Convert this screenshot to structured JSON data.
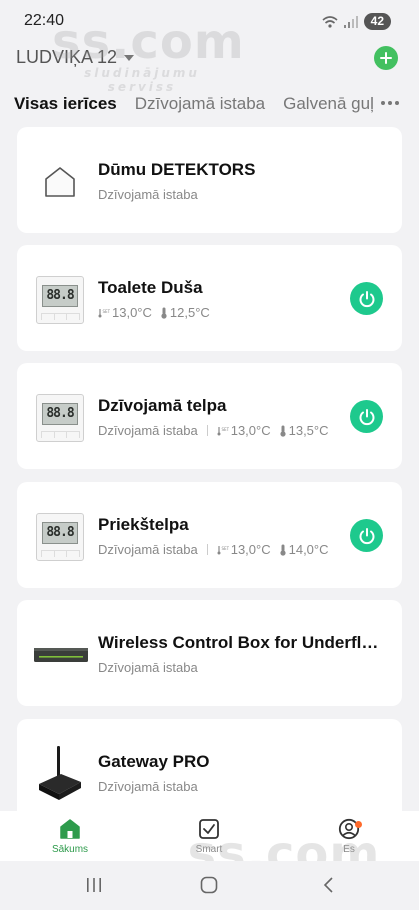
{
  "status_bar": {
    "time": "22:40",
    "battery": "42"
  },
  "header": {
    "home_name": "LUDVIĶA 12"
  },
  "tabs": [
    "Visas ierīces",
    "Dzīvojamā istaba",
    "Galvenā guļ"
  ],
  "devices": [
    {
      "name": "Dūmu DETEKTORS",
      "room": "Dzīvojamā istaba"
    },
    {
      "name": "Toalete Duša",
      "set_temp": "13,0°C",
      "temp": "12,5°C",
      "power": "on"
    },
    {
      "name": "Dzīvojamā telpa",
      "room": "Dzīvojamā istaba",
      "set_temp": "13,0°C",
      "temp": "13,5°C",
      "power": "on"
    },
    {
      "name": "Priekštelpa",
      "room": "Dzīvojamā istaba",
      "set_temp": "13,0°C",
      "temp": "14,0°C",
      "power": "on"
    },
    {
      "name": "Wireless Control Box for Underfloor...",
      "room": "Dzīvojamā istaba"
    },
    {
      "name": "Gateway PRO",
      "room": "Dzīvojamā istaba"
    }
  ],
  "thermostat_display": "88.8",
  "bottom_nav": [
    {
      "label": "Sākums",
      "icon": "home-icon",
      "active": true
    },
    {
      "label": "Smart",
      "icon": "smart-checkbox-icon",
      "active": false
    },
    {
      "label": "Es",
      "icon": "profile-icon",
      "active": false
    }
  ],
  "watermark": {
    "big": "ss.com",
    "small": "sludinājumu serviss"
  },
  "colors": {
    "accent_green": "#43c060",
    "power_green": "#1ec98d",
    "nav_active": "#2e9b4c",
    "notification": "#ff6a2b"
  }
}
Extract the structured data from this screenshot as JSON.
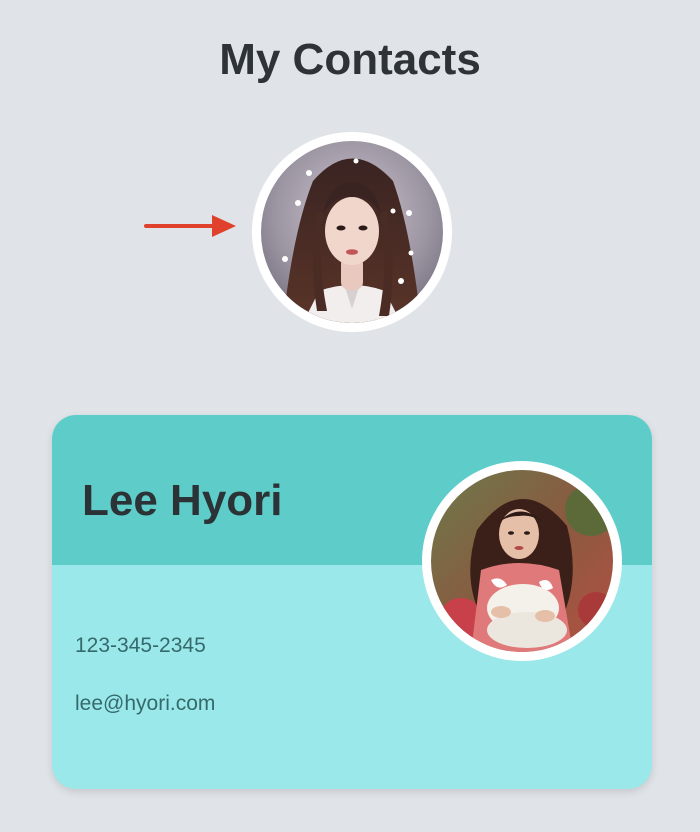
{
  "page": {
    "title": "My Contacts",
    "background_color": "#e0e4e8"
  },
  "profile": {
    "avatar_icon": "profile-photo-woman-long-dark-hair",
    "pointer_icon": "arrow-right-icon",
    "pointer_color": "#e0412c"
  },
  "contact_card": {
    "name": "Lee Hyori",
    "phone": "123-345-2345",
    "email": "lee@hyori.com",
    "avatar_icon": "contact-photo-woman-floral-jacket",
    "header_color": "#5ecdc9",
    "body_color": "#9be8ea"
  }
}
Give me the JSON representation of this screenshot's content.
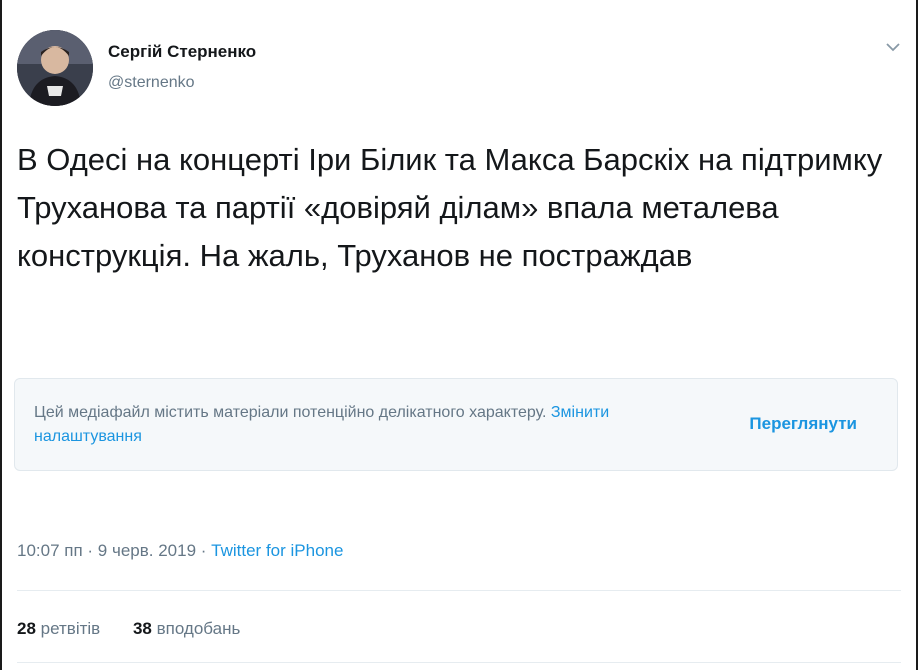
{
  "author": {
    "name": "Сергій Стерненко",
    "handle": "@sternenko"
  },
  "tweet": {
    "text": "В Одесі на концерті Іри Білик та Макса Барскіх на підтримку Труханова та партії «довіряй ділам» впала металева конструкція. На жаль, Труханов не постраждав"
  },
  "media_notice": {
    "message": "Цей медіафайл містить матеріали потенційно делікатного характеру. ",
    "change_settings": "Змінити налаштування",
    "view_button": "Переглянути"
  },
  "meta": {
    "time": "10:07 пп",
    "separator": " · ",
    "date": "9 черв. 2019",
    "source": "Twitter for iPhone"
  },
  "stats": {
    "retweets_count": "28",
    "retweets_label": "ретвітів",
    "likes_count": "38",
    "likes_label": "вподобань"
  },
  "colors": {
    "text": "#14171a",
    "secondary": "#657786",
    "link": "#1b95e0",
    "notice_bg": "#f5f8fa"
  },
  "icons": {
    "chevron": "chevron-down-icon",
    "avatar": "avatar"
  }
}
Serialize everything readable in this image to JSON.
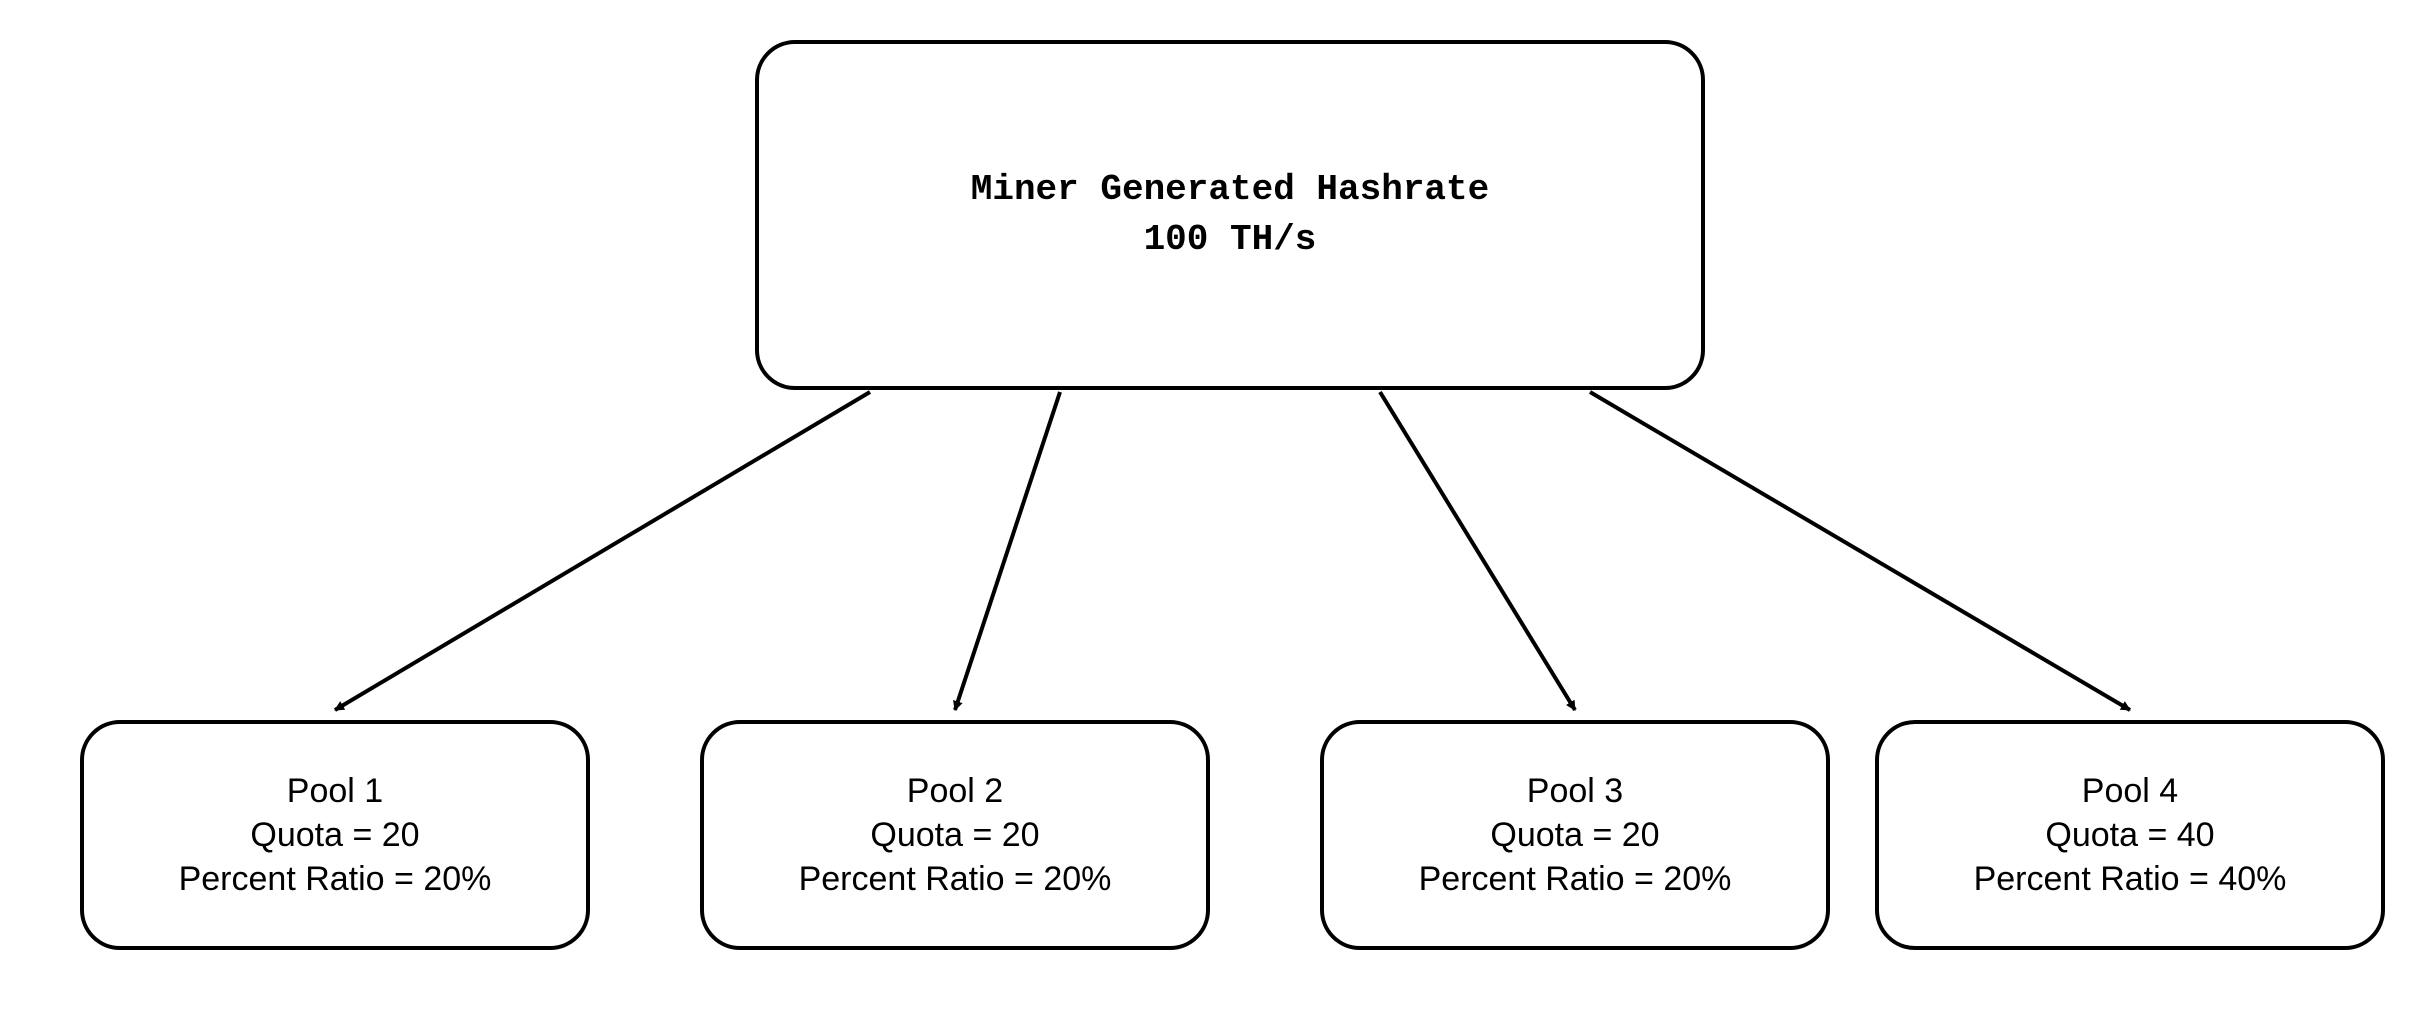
{
  "root": {
    "title": "Miner Generated Hashrate",
    "value": "100 TH/s"
  },
  "pools": [
    {
      "name": "Pool 1",
      "quota_label": "Quota = 20",
      "ratio_label": "Percent Ratio = 20%"
    },
    {
      "name": "Pool 2",
      "quota_label": "Quota = 20",
      "ratio_label": "Percent Ratio = 20%"
    },
    {
      "name": "Pool 3",
      "quota_label": "Quota = 20",
      "ratio_label": "Percent Ratio = 20%"
    },
    {
      "name": "Pool 4",
      "quota_label": "Quota = 40",
      "ratio_label": "Percent Ratio = 40%"
    }
  ]
}
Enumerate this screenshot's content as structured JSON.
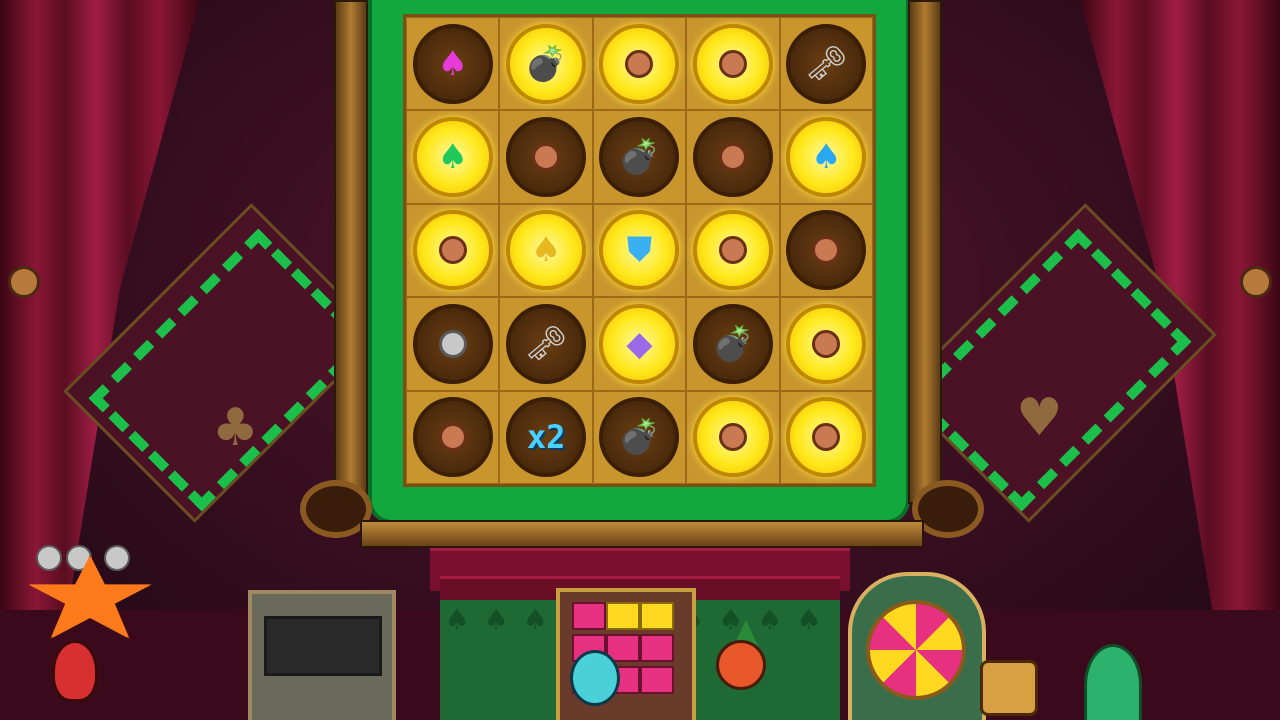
{
  "board": {
    "rows": [
      [
        {
          "state": "dark",
          "symbol": "spade",
          "color": "#e83ad8",
          "glyph": "♠"
        },
        {
          "state": "lit",
          "symbol": "grenade",
          "glyph": "💣"
        },
        {
          "state": "lit",
          "symbol": "copper-coin",
          "glyph": ""
        },
        {
          "state": "lit",
          "symbol": "copper-coin",
          "glyph": ""
        },
        {
          "state": "dark",
          "symbol": "key",
          "glyph": "🗝"
        }
      ],
      [
        {
          "state": "lit",
          "symbol": "spade",
          "color": "#1fc85a",
          "glyph": "♠"
        },
        {
          "state": "dark",
          "symbol": "copper-coin",
          "glyph": ""
        },
        {
          "state": "dark",
          "symbol": "grenade",
          "glyph": "💣"
        },
        {
          "state": "dark",
          "symbol": "copper-coin",
          "glyph": ""
        },
        {
          "state": "lit",
          "symbol": "spade",
          "color": "#2aa8f0",
          "glyph": "♠"
        }
      ],
      [
        {
          "state": "lit",
          "symbol": "copper-coin",
          "glyph": ""
        },
        {
          "state": "lit",
          "symbol": "spade",
          "color": "#e8b820",
          "glyph": "♠"
        },
        {
          "state": "lit",
          "symbol": "shield",
          "color": "#3ab0f0",
          "glyph": "⛊"
        },
        {
          "state": "lit",
          "symbol": "copper-coin",
          "glyph": ""
        },
        {
          "state": "dark",
          "symbol": "copper-coin",
          "glyph": ""
        }
      ],
      [
        {
          "state": "dark",
          "symbol": "silver-coin",
          "glyph": ""
        },
        {
          "state": "dark",
          "symbol": "key",
          "glyph": "🗝"
        },
        {
          "state": "lit",
          "symbol": "crystal",
          "color": "#9a6ae8",
          "glyph": "◆"
        },
        {
          "state": "dark",
          "symbol": "grenade",
          "glyph": "💣"
        },
        {
          "state": "lit",
          "symbol": "copper-coin",
          "glyph": ""
        }
      ],
      [
        {
          "state": "dark",
          "symbol": "copper-coin",
          "glyph": ""
        },
        {
          "state": "dark",
          "symbol": "multiplier",
          "text": "x2"
        },
        {
          "state": "dark",
          "symbol": "grenade",
          "glyph": "💣"
        },
        {
          "state": "lit",
          "symbol": "copper-coin",
          "glyph": ""
        },
        {
          "state": "lit",
          "symbol": "copper-coin",
          "glyph": ""
        }
      ]
    ]
  },
  "decor": {
    "left_suit": "♣",
    "right_suit": "♥",
    "carpet_pattern": "♠♠♠♠♠♠♠♠♠♠"
  },
  "colors": {
    "board_bg": "#c9962e",
    "frame_green": "#12a83e",
    "curtain": "#8a1636"
  }
}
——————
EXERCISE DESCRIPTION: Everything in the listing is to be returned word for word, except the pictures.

WRITTEN SOLUTION:
Convert this screenshot to structured JSON data.
{
  "status_bar": {
    "time": "22:40",
    "battery": "42"
  },
  "header": {
    "home_name": "LUDVIĶA 12"
  },
  "tabs": [
    "Visas ierīces",
    "Dzīvojamā istaba",
    "Galvenā guļ"
  ],
  "devices": [
    {
      "name": "Dūmu DETEKTORS",
      "room": "Dzīvojamā istaba"
    },
    {
      "name": "Toalete Duša",
      "set_temp": "13,0°C",
      "temp": "12,5°C",
      "power": "on"
    },
    {
      "name": "Dzīvojamā telpa",
      "room": "Dzīvojamā istaba",
      "set_temp": "13,0°C",
      "temp": "13,5°C",
      "power": "on"
    },
    {
      "name": "Priekštelpa",
      "room": "Dzīvojamā istaba",
      "set_temp": "13,0°C",
      "temp": "14,0°C",
      "power": "on"
    },
    {
      "name": "Wireless Control Box for Underfloor...",
      "room": "Dzīvojamā istaba"
    },
    {
      "name": "Gateway PRO",
      "room": "Dzīvojamā istaba"
    }
  ],
  "thermostat_display": "88.8",
  "bottom_nav": [
    {
      "label": "Sākums",
      "icon": "home-icon",
      "active": true
    },
    {
      "label": "Smart",
      "icon": "smart-checkbox-icon",
      "active": false
    },
    {
      "label": "Es",
      "icon": "profile-icon",
      "active": false
    }
  ],
  "watermark": {
    "big": "ss.com",
    "small": "sludinājumu serviss"
  },
  "colors": {
    "accent_green": "#43c060",
    "power_green": "#1ec98d",
    "nav_active": "#2e9b4c",
    "notification": "#ff6a2b"
  }
}
Extract the structured data from this screenshot as JSON.
{
  "page": {
    "title": "My Contacts",
    "background_color": "#e0e4e8"
  },
  "profile": {
    "avatar_icon": "profile-photo-woman-long-dark-hair",
    "pointer_icon": "arrow-right-icon",
    "pointer_color": "#e0412c"
  },
  "contact_card": {
    "name": "Lee Hyori",
    "phone": "123-345-2345",
    "email": "lee@hyori.com",
    "avatar_icon": "contact-photo-woman-floral-jacket",
    "header_color": "#5ecdc9",
    "body_color": "#9be8ea"
  }
}
Give me the JSON representation of this screenshot's content.
{
  "author": {
    "name": "Сергій Стерненко",
    "handle": "@sternenko"
  },
  "tweet": {
    "text": "В Одесі на концерті Іри Білик та Макса Барскіх на підтримку Труханова та партії «довіряй ділам» впала металева конструкція. На жаль, Труханов не постраждав"
  },
  "media_notice": {
    "message": "Цей медіафайл містить матеріали потенційно делікатного характеру. ",
    "change_settings": "Змінити налаштування",
    "view_button": "Переглянути"
  },
  "meta": {
    "time": "10:07 пп",
    "separator": " · ",
    "date": "9 черв. 2019",
    "source": "Twitter for iPhone"
  },
  "stats": {
    "retweets_count": "28",
    "retweets_label": "ретвітів",
    "likes_count": "38",
    "likes_label": "вподобань"
  },
  "colors": {
    "text": "#14171a",
    "secondary": "#657786",
    "link": "#1b95e0",
    "notice_bg": "#f5f8fa"
  },
  "icons": {
    "chevron": "chevron-down-icon",
    "avatar": "avatar"
  }
}
Serialize everything readable in this image to JSON.
{
  "root": {
    "title": "Miner Generated Hashrate",
    "value": "100 TH/s"
  },
  "pools": [
    {
      "name": "Pool 1",
      "quota_label": "Quota = 20",
      "ratio_label": "Percent Ratio = 20%"
    },
    {
      "name": "Pool 2",
      "quota_label": "Quota = 20",
      "ratio_label": "Percent Ratio = 20%"
    },
    {
      "name": "Pool 3",
      "quota_label": "Quota = 20",
      "ratio_label": "Percent Ratio = 20%"
    },
    {
      "name": "Pool 4",
      "quota_label": "Quota = 40",
      "ratio_label": "Percent Ratio = 40%"
    }
  ]
}
Enumerate this screenshot's content as structured JSON.
{
  "board": {
    "rows": [
      [
        {
          "state": "dark",
          "symbol": "spade",
          "color": "#e83ad8",
          "glyph": "♠"
        },
        {
          "state": "lit",
          "symbol": "grenade",
          "glyph": "💣"
        },
        {
          "state": "lit",
          "symbol": "copper-coin",
          "glyph": ""
        },
        {
          "state": "lit",
          "symbol": "copper-coin",
          "glyph": ""
        },
        {
          "state": "dark",
          "symbol": "key",
          "glyph": "🗝"
        }
      ],
      [
        {
          "state": "lit",
          "symbol": "spade",
          "color": "#1fc85a",
          "glyph": "♠"
        },
        {
          "state": "dark",
          "symbol": "copper-coin",
          "glyph": ""
        },
        {
          "state": "dark",
          "symbol": "grenade",
          "glyph": "💣"
        },
        {
          "state": "dark",
          "symbol": "copper-coin",
          "glyph": ""
        },
        {
          "state": "lit",
          "symbol": "spade",
          "color": "#2aa8f0",
          "glyph": "♠"
        }
      ],
      [
        {
          "state": "lit",
          "symbol": "copper-coin",
          "glyph": ""
        },
        {
          "state": "lit",
          "symbol": "spade",
          "color": "#e8b820",
          "glyph": "♠"
        },
        {
          "state": "lit",
          "symbol": "shield",
          "color": "#3ab0f0",
          "glyph": "⛊"
        },
        {
          "state": "lit",
          "symbol": "copper-coin",
          "glyph": ""
        },
        {
          "state": "dark",
          "symbol": "copper-coin",
          "glyph": ""
        }
      ],
      [
        {
          "state": "dark",
          "symbol": "silver-coin",
          "glyph": ""
        },
        {
          "state": "dark",
          "symbol": "key",
          "glyph": "🗝"
        },
        {
          "state": "lit",
          "symbol": "crystal",
          "color": "#9a6ae8",
          "glyph": "◆"
        },
        {
          "state": "dark",
          "symbol": "grenade",
          "glyph": "💣"
        },
        {
          "state": "lit",
          "symbol": "copper-coin",
          "glyph": ""
        }
      ],
      [
        {
          "state": "dark",
          "symbol": "copper-coin",
          "glyph": ""
        },
        {
          "state": "dark",
          "symbol": "multiplier",
          "text": "x2"
        },
        {
          "state": "dark",
          "symbol": "grenade",
          "glyph": "💣"
        },
        {
          "state": "lit",
          "symbol": "copper-coin",
          "glyph": ""
        },
        {
          "state": "lit",
          "symbol": "copper-coin",
          "glyph": ""
        }
      ]
    ]
  },
  "decor": {
    "left_suit": "♣",
    "right_suit": "♥",
    "carpet_pattern": "♠♠♠♠♠♠♠♠♠♠"
  },
  "colors": {
    "board_bg": "#c9962e",
    "frame_green": "#12a83e",
    "curtain": "#8a1636"
  }
}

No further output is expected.